This is what happens when you leave product development in the hands of engineers with a "that's good enough" sensibility to their work ethic that one might expect of a hobbyist. I expect this to eventually come back and bite them in the ass.

Anyway, I think your travel reviews are a great deal more candid than those of Rick Steves on PBS. They should make a tv show with a host like you explaining why you would not want to visit a certain country.

AmericanGoy said...

Thanks for the comments.

One of the things I forgot to write about are the infamous italian elevators.
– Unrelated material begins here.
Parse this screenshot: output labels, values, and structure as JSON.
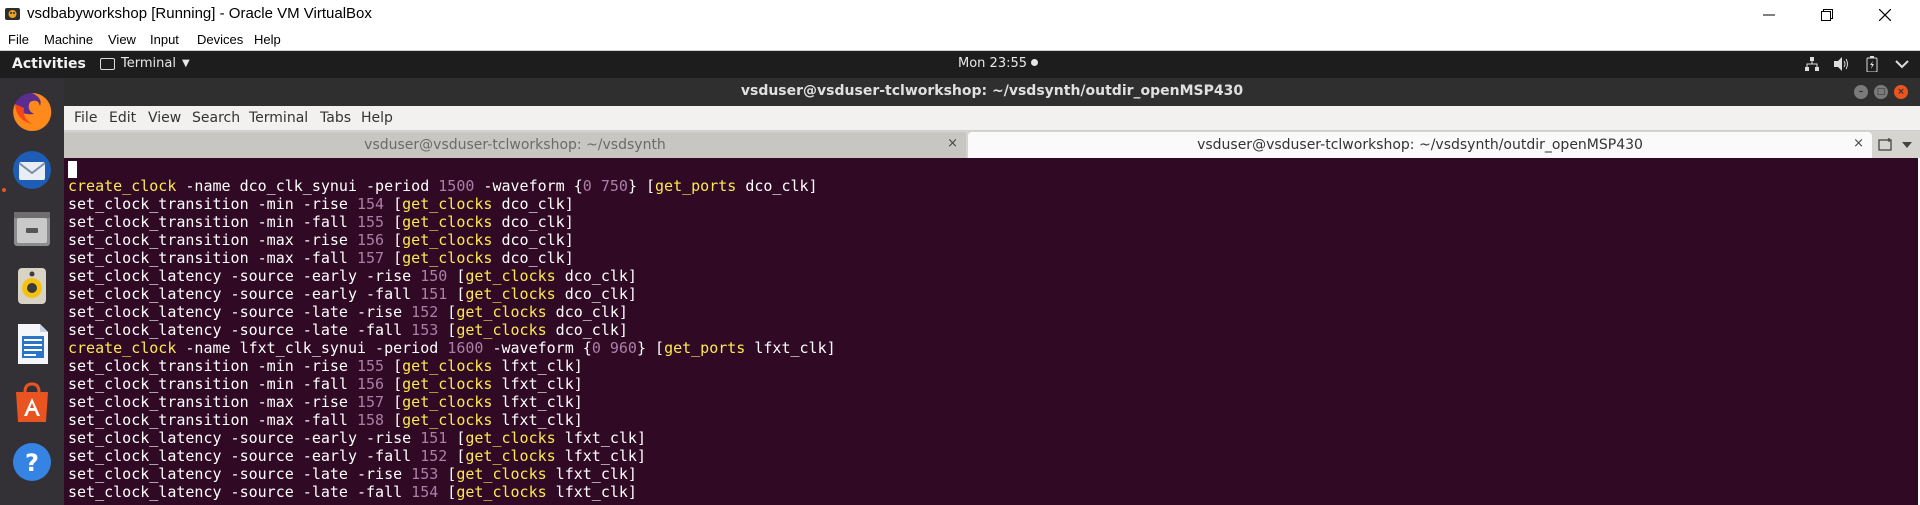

Many are literally from the XIX Century, and are very touchy and need a specific way to close the triple doors and a special way on how to press a button.

The old and the modern elevators share one feature - there is a weight limit on them, which to an American would seem incredibly small. Basically, five people cannot get into a modern elevator (and we are talking about slim Euro types, not an all-you-can-eat Old Country Buffet American).
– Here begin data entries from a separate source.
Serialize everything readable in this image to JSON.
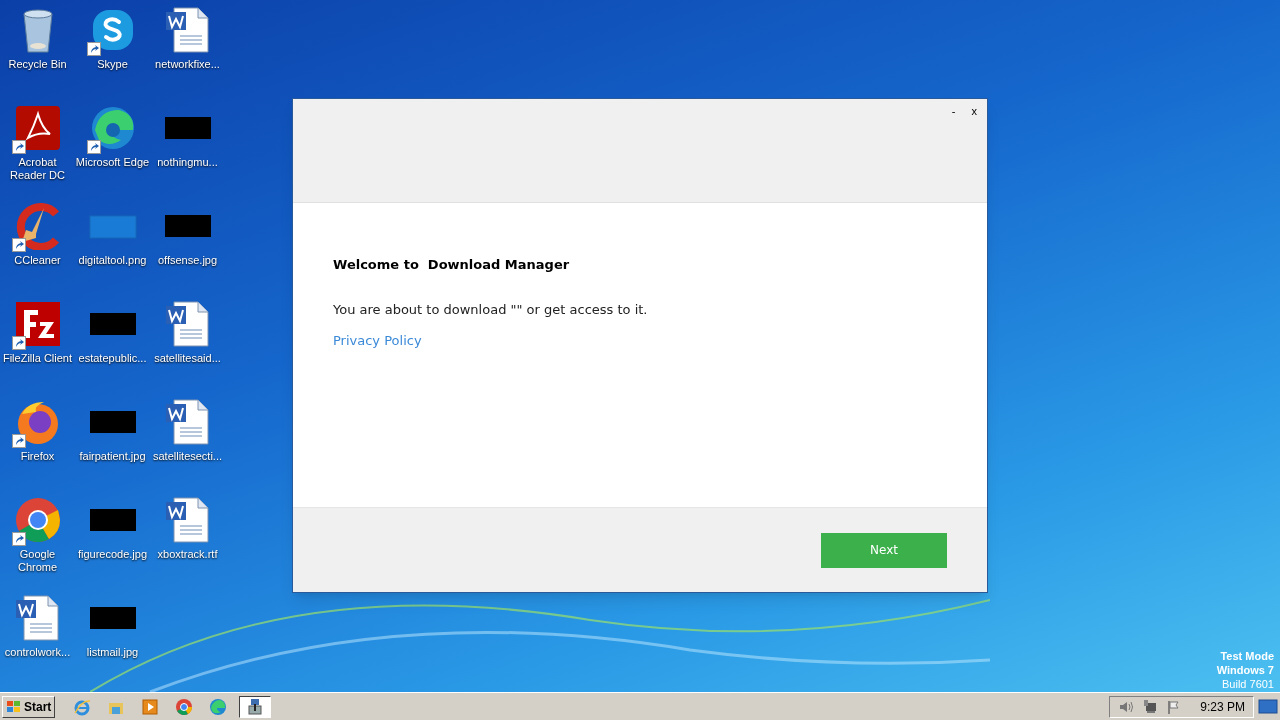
{
  "desktop_columns": [
    [
      {
        "label": "Recycle Bin",
        "kind": "recycle",
        "shortcut": false
      },
      {
        "label": "Acrobat Reader DC",
        "kind": "acrobat",
        "shortcut": true
      },
      {
        "label": "CCleaner",
        "kind": "ccleaner",
        "shortcut": true
      },
      {
        "label": "FileZilla Client",
        "kind": "filezilla",
        "shortcut": true
      },
      {
        "label": "Firefox",
        "kind": "firefox",
        "shortcut": true
      },
      {
        "label": "Google Chrome",
        "kind": "chrome",
        "shortcut": true
      },
      {
        "label": "controlwork...",
        "kind": "word",
        "shortcut": false
      }
    ],
    [
      {
        "label": "Skype",
        "kind": "skype",
        "shortcut": true
      },
      {
        "label": "Microsoft Edge",
        "kind": "edge",
        "shortcut": true
      },
      {
        "label": "digitaltool.png",
        "kind": "blank",
        "shortcut": false
      },
      {
        "label": "estatepublic...",
        "kind": "image",
        "shortcut": false
      },
      {
        "label": "fairpatient.jpg",
        "kind": "image",
        "shortcut": false
      },
      {
        "label": "figurecode.jpg",
        "kind": "image",
        "shortcut": false
      },
      {
        "label": "listmail.jpg",
        "kind": "image",
        "shortcut": false
      }
    ],
    [
      {
        "label": "networkfixe...",
        "kind": "word",
        "shortcut": false
      },
      {
        "label": "nothingmu...",
        "kind": "image",
        "shortcut": false
      },
      {
        "label": "offsense.jpg",
        "kind": "image",
        "shortcut": false
      },
      {
        "label": "satellitesaid...",
        "kind": "word",
        "shortcut": false
      },
      {
        "label": "satellitesecti...",
        "kind": "word",
        "shortcut": false
      },
      {
        "label": "xboxtrack.rtf",
        "kind": "word",
        "shortcut": false
      }
    ]
  ],
  "dialog": {
    "minimize": "-",
    "close": "x",
    "heading": "Welcome to  Download Manager",
    "message": "You are about to download \"\" or get access to it.",
    "link": "Privacy Policy",
    "next_button": "Next"
  },
  "os_notice": [
    "Test Mode",
    "Windows 7",
    "Build 7601"
  ],
  "taskbar": {
    "start": "Start",
    "apps": [
      {
        "kind": "ie",
        "selected": false
      },
      {
        "kind": "explorer",
        "selected": false
      },
      {
        "kind": "media",
        "selected": false
      },
      {
        "kind": "chrome",
        "selected": false
      },
      {
        "kind": "edge",
        "selected": false
      },
      {
        "kind": "installer",
        "selected": true
      }
    ],
    "clock": "9:23 PM"
  }
}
Bourgeois Reactionary, I think you nailed their vanity perfectly.

I will try to never buy a "Made in Italy" anything for as long as I live.

I talked to a friend (we met her while there and became fast friends) and she told us that "furbo" is a way of life, which, ferbuzzoni, means to make as much as possible with as little effort and risk to oneself as possible.

It's their national trait.

So, we heard stories from her and her friends (non-italians working in italy; European Union citizens) about engineers, doctors, highly paid professionals stealing pencils, rubber bands and the like from offices, in amounts that would stagger a gypsy.

BR, I think that the word about italy is getting around, and that people are getting fed up with "furbo".

Bourgeois Reactionary said...

Your discussion of the African street vendors in Italy reminds me of this discussion of Los Angeles by radio talk show host Adam Carolla:

Anonymous said...

just a note on your Italian words... ferbo as you spelled it is furbo -cunning

I dont know... is actually .. No Lo So

everything you observed is true Italy is a sack of shit, try living here, for a holiday its bearable.

AmericanGoy said...

For some reason I always turn furbozzoni into ferbo...

I don't know why, it sounds better to my ignorant ear that way.

Italy is corruption central - I am afraid to go to Greece as my gasket would probably pop as the corruption there is probably even WORSE.

Regarding No Lo So... story time.

Train ride and of course the fucking gypsy girl comes in and places these shitty pieces of paper on everybody's seat/lap.

The italian lady next to me was so ticked off, that she took "her" piece of paper and threw it in the trash.

When the gypsy came over (young, 18, sexy dressed but super ugly face) and was agitated about "Where's my paper" the response was, of course, No Lo Sais (So? My italian is bad, I admit it).

Same response when I asked for travel directions in any italian city....

Anonymous said...

"I had no desire to see the south, which the italians themselves say is WORSE than the north."

Peccato! Do you believe them?
Shame on you.
You don't know anything at all about amazing places they have in South!

A bunch of "razzisti"?